That doesn’t mean they never will, though. As a matter of fact, Google has tried this sort of collaboration before in Android phones. Remember Nexus phones having a different manufacturer every year? And what about ‘Google Play Edition’ smart phones? At one time, you could buy some of the most popular phones like the Samsung Galaxy S4 and HTC One with stock, Nexus-like Android on them. Google worked with certain hardware manufacturers to get these pure Android version of their phones into the market and for purists, it was a dream come true. Unfortunately, I think they underestimated how many people simply don’t care about such things, and the program was killed off while the Nexus line gave way to Google’s own Pixel phone brand.

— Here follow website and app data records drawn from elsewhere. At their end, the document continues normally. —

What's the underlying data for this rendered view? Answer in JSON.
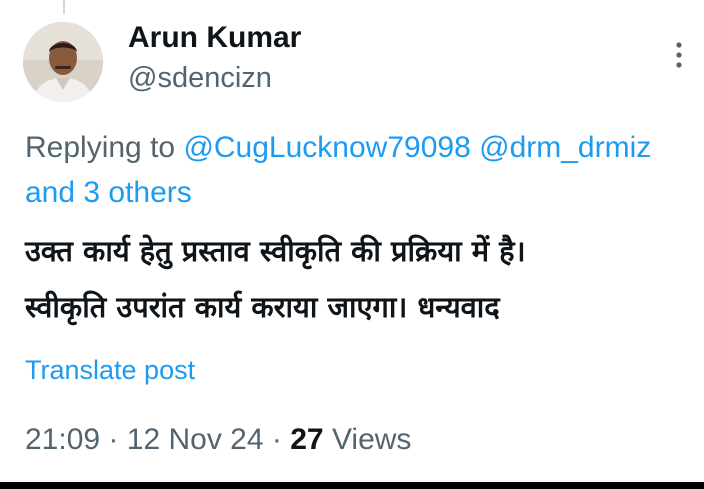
{
  "author": {
    "display_name": "Arun Kumar",
    "handle": "@sdencizn",
    "avatar_icon": "user-avatar-photo"
  },
  "more_menu": {
    "icon": "more-vertical-icon"
  },
  "reply_context": {
    "prefix": "Replying to",
    "mentions": [
      "@CugLucknow79098",
      "@drm_drmiz"
    ],
    "others": "and 3 others"
  },
  "post": {
    "lines": [
      "उक्त कार्य हेतु प्रस्ताव स्वीकृति की प्रक्रिया में है।",
      "स्वीकृति उपरांत कार्य कराया जाएगा। धन्यवाद"
    ],
    "translate_label": "Translate post"
  },
  "meta": {
    "time": "21:09",
    "date": "12 Nov 24",
    "views_count": "27",
    "views_label": "Views",
    "separator": "·"
  },
  "colors": {
    "link": "#1d9bf0",
    "secondary_text": "#536471",
    "primary_text": "#0f1419",
    "background": "#ffffff"
  }
}
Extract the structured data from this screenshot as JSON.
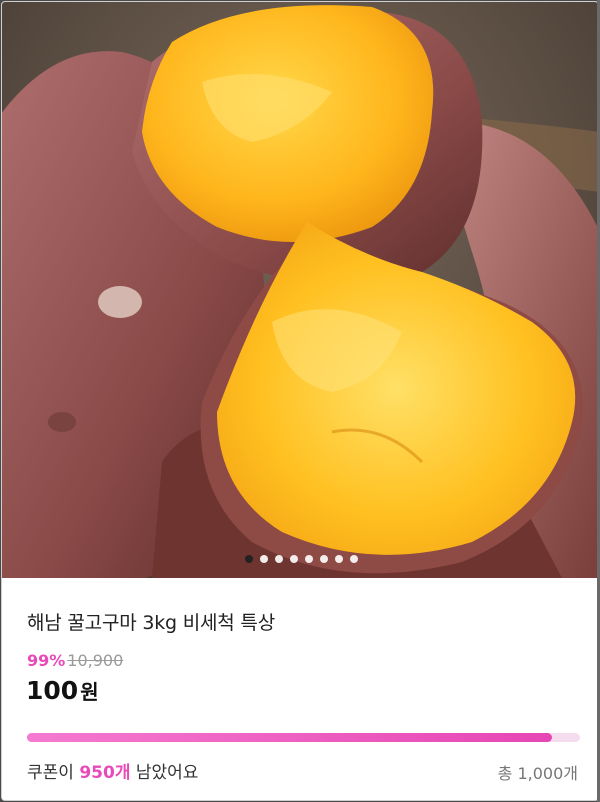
{
  "product": {
    "title": "해남 꿀고구마 3kg 비세척 특상",
    "discount": "99%",
    "original_price": "10,900",
    "price": "100",
    "price_unit": "원",
    "image_name": "baked-sweet-potato-image"
  },
  "carousel": {
    "dot_count": 8,
    "active_index": 0
  },
  "coupon": {
    "prefix": "쿠폰이 ",
    "remaining": "950개",
    "suffix": " 남았어요",
    "total": "총 1,000개",
    "progress_fraction": 0.95
  },
  "colors": {
    "accent": "#e84bb8",
    "progress_track": "#f6dcef"
  }
}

While the situation with Chromebooks is different (Chrome OS is the same across all Chromebooks regardless of the device manufacturer), I could see Google perhaps doing a bit more of the collaborative hardware projects in the future. While I think Google is more than capable of building and shipping great hardware, perhaps collaborative efforts could make for better long-term support and easier supply chains. Let’s face it, Google’s laptop-making chops are child’s play in comparison to Lenovo. The two companies partnered quite closely on the Lenovo Chromebook Duet, so perhaps Google felt it was time to leverage the relationship to try something a bit different with their own take on the next Chromebook.
For now, it’s the only theory that makes any sense at all. Again, we know ‘Lindar’ has the lightbar, we know that lightbars only come on Google-y Chromebooks, and we know that LCFC only makes Lenovo-branded stuff. Allowing ourselves to think that LCFC will just start making and shipping a new Pixelbook with no Lenovo naming feels short-sighted. To think that Google would drop their iconic lightbar on a random Chromebook seems equally ignorant. So, the only thing we can make heads-or-tails of at this point is a collaboration between the two, and I have no idea what shape that will take. What would it be called? What branding will be used? Will there be others? There’s so much up in the air, but the possibilities are exciting and I’m very hopeful that these questions are answered at a fall event where we expect to see the new Pixel 6 and more. Until then, we’ll just keep on digging.